Hmmm... Well, if someone is willing to pay the Mac price premium (relative to comparable Windows Vista PCs), perhaps a full copy of Vista or Ultimate isn't a price elasticity issue either.
The price of the virtualization software does not include a copy of Windows. And to get that copy, buyers have to agree to Vista's license agreement -- a legally binding document.

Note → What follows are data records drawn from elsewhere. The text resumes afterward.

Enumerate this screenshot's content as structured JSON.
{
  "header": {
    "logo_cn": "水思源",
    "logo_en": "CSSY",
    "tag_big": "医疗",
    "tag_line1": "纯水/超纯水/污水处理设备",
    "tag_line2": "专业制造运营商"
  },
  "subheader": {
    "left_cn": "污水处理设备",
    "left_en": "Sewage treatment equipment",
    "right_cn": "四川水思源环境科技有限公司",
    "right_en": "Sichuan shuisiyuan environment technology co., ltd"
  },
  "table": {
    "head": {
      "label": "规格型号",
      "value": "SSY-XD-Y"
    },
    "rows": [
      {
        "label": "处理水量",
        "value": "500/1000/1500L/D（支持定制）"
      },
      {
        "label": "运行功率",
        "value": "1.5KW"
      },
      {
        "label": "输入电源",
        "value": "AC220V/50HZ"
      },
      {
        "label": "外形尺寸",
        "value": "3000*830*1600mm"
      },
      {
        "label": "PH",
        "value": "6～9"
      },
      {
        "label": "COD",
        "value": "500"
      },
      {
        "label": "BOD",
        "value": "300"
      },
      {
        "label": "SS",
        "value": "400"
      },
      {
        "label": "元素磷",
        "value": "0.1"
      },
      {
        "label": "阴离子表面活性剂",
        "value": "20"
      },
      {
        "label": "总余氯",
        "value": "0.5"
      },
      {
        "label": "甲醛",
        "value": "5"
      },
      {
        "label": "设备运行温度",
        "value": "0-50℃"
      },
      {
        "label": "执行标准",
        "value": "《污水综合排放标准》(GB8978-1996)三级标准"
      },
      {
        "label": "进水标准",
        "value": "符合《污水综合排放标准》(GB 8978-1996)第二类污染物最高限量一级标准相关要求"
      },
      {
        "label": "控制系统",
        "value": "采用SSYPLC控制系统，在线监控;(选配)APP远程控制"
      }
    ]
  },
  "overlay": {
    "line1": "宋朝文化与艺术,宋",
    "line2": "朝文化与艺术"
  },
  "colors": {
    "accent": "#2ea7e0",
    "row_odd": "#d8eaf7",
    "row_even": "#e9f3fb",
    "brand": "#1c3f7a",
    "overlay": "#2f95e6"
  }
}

Lurking in that 14-page agreement is a ban on using the least expensive versions of Vista -- the $199 Home Basic edition and the $239 Home Premium edition -- in virtualization engines.
Instead, people wanting to put Vista in a virtualized program have to buy the $299 Business version or the $399 Ultimate package.
Macs account for less than 5 percent of personal computers in the U.S., but Ben Rudolph, Parallels' marketing manager, says they nonetheless represent a market he's surprised to see Microsoft present with roadblocks.